I prefer to eat no sugar at all, saving my carb allowance for other carbohydrates and fibre (though I don’t worry about whether I’m getting too little or too much fibre).


Yes that’s what I do. But veg still has sugar in it.
Most of my sugar intake a week is from onions as I generally start most dishes with onions.
Almost all the carbs in cabbage is sugar and even broccoli has about 2 grams of sugar for a large portion.


Indeed. Most of my carbs is sugar, what else could it be? ALL of them is sugar on carnivore, of course but even on my off days I don’t get why I would just eat starches… They aren’t so tasty! Usually. Sometimes they are when I mix them with some eggs… But eggs are good alone to so I rarely am tempted to do that.
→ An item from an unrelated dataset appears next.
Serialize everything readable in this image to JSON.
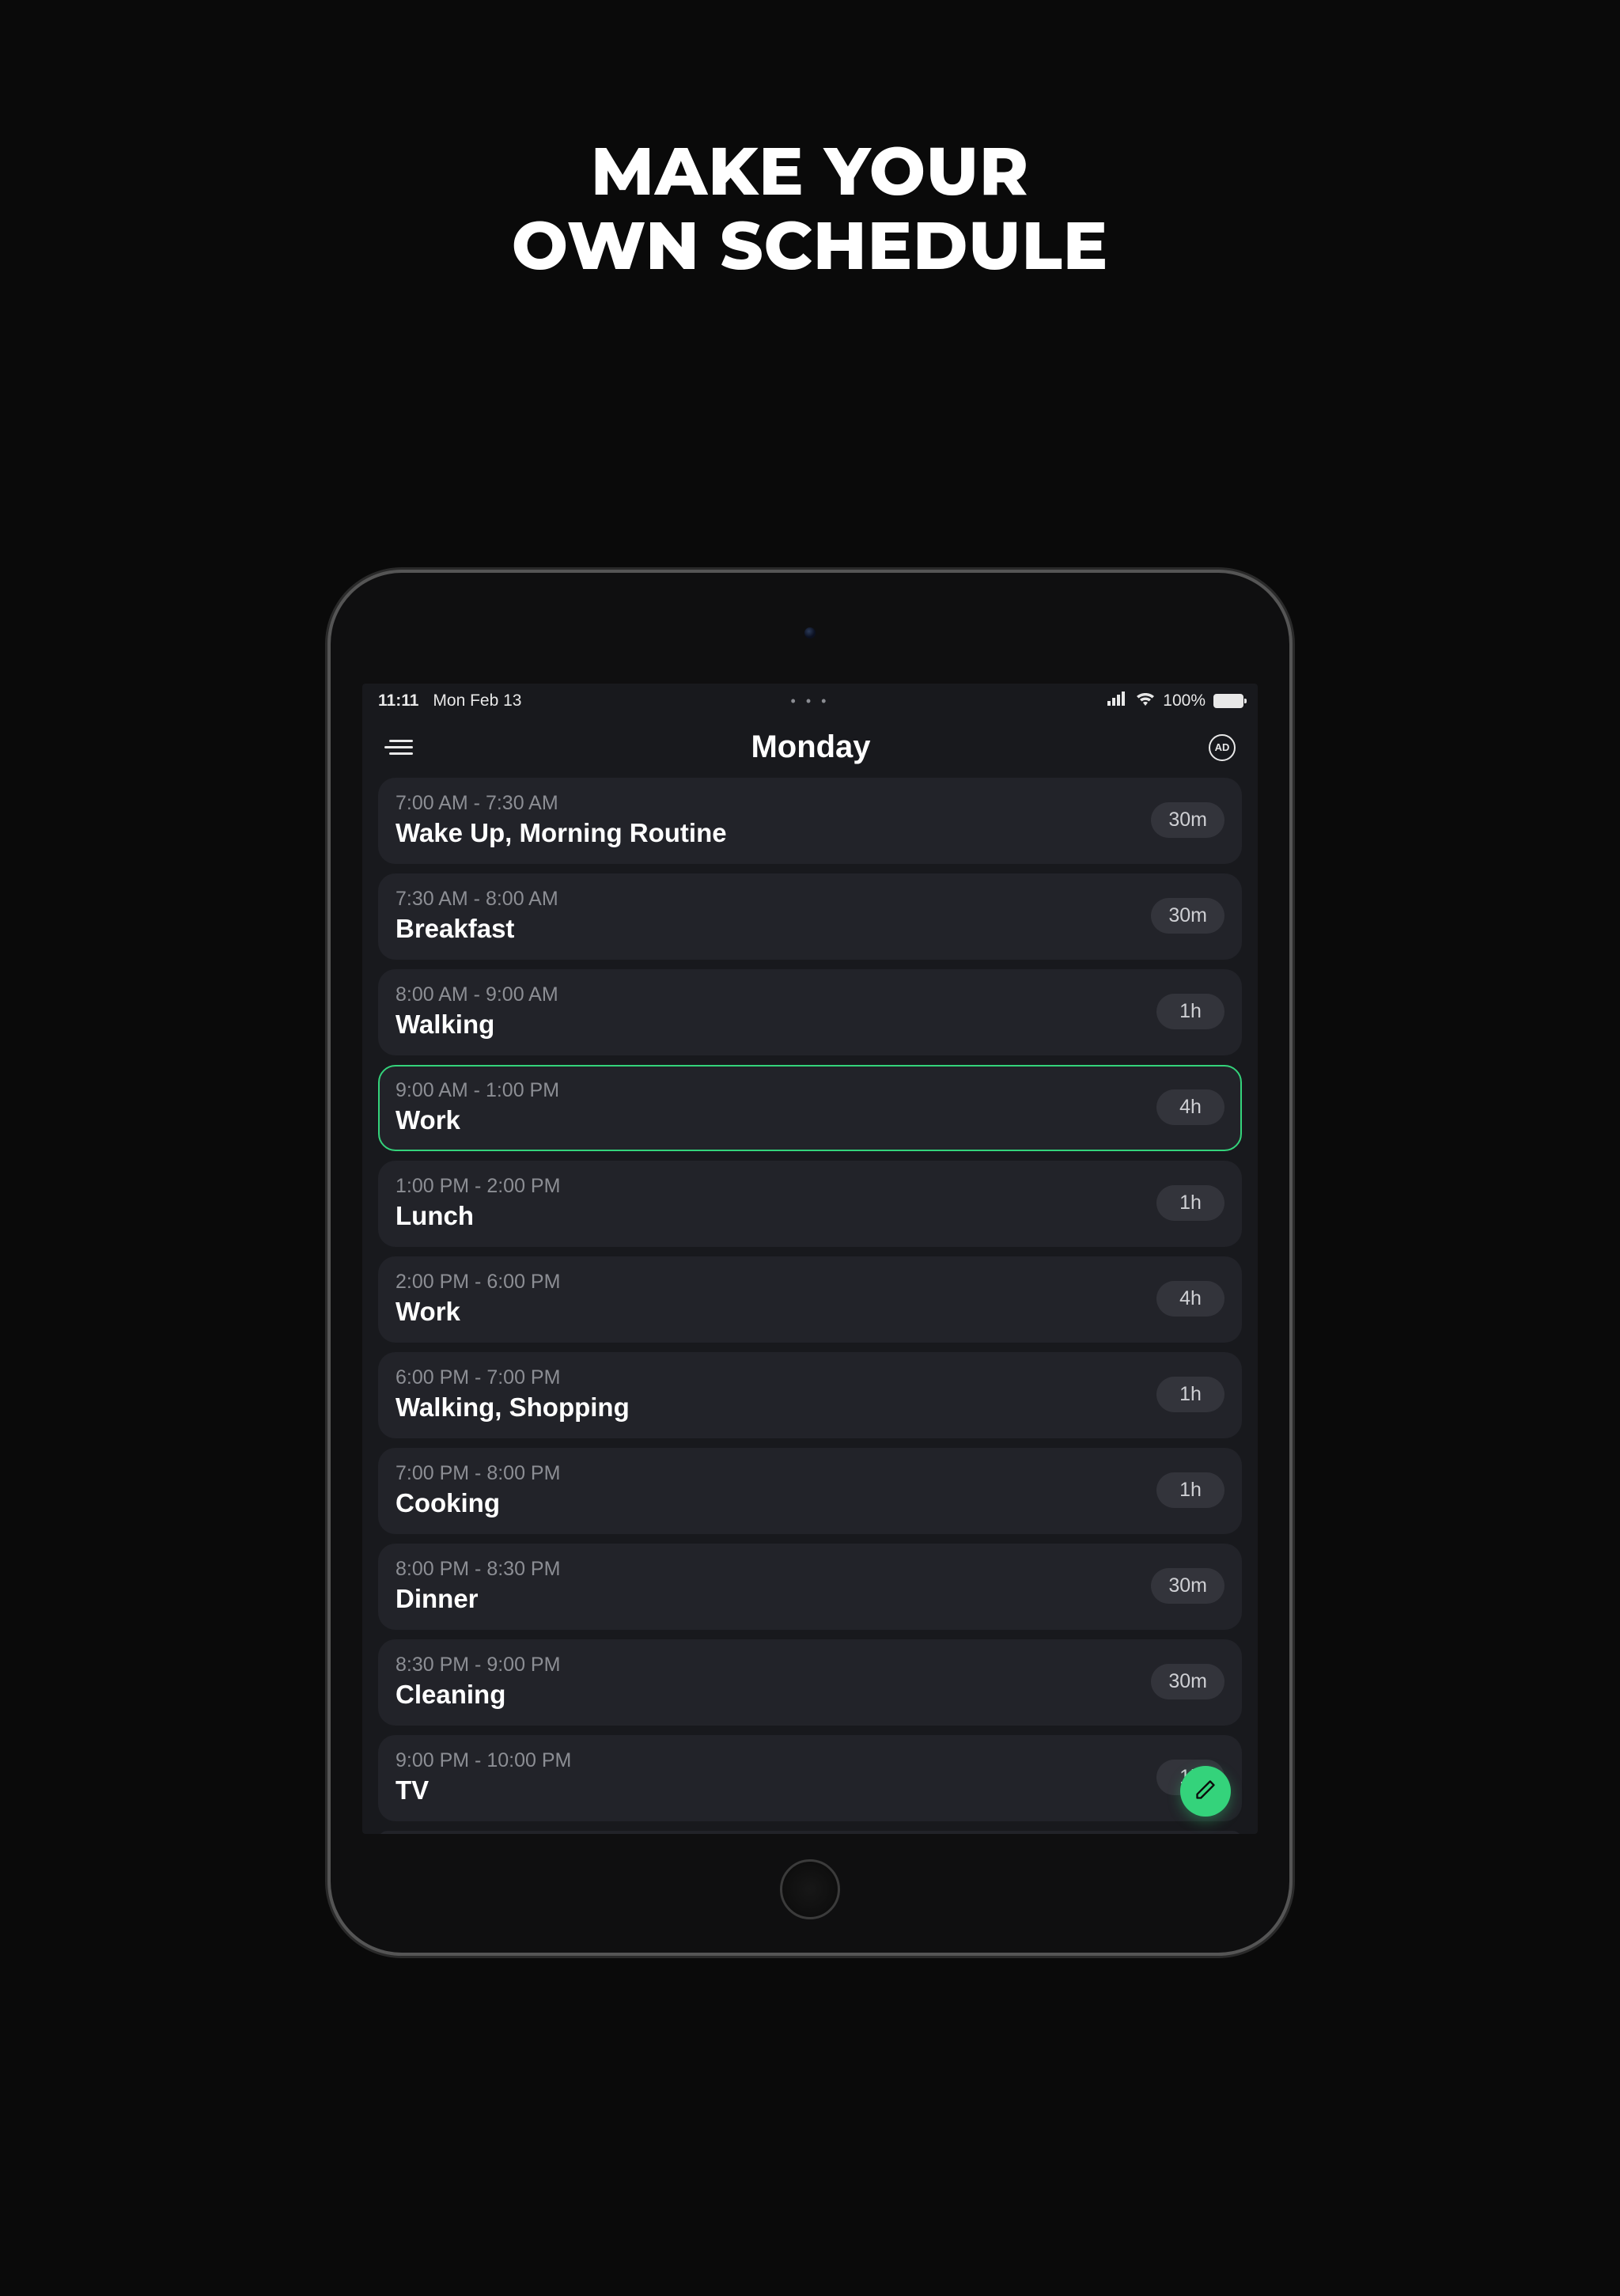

I think we all should make our own rules. 10g carbs per meal is impossible for me (though doable with most of my carnivore meals. not all of them).
To me, per meal doesn’t matter, per day seems more important and it’s more like “extreme low-carb non-animal carbs most of the time”. If I eat 25g animal sugar in one sitting, okay, that’s a bit wild (not like I couldn’t do 50g, mind you but I behave, it’s not even hard) but I don’t think it’s a problem for me (as long as I don’t mind that I overeat fat again. occasionally it’s fine). Plant carbs are the “enemy”.

And I try to keep my plant sugar low. Whatever that means for me at the moment. I handle starches better. I like sugars better though it’s ambivalent as sugar may make things harder to eat. Onions are basically out at this point, way too sweet.

(Robin) #39

Well, you’re right… sounds like you may be heading to carnivore, or at least a version of it. It’s amazing to note how you feel after extra carbs, isn’t it?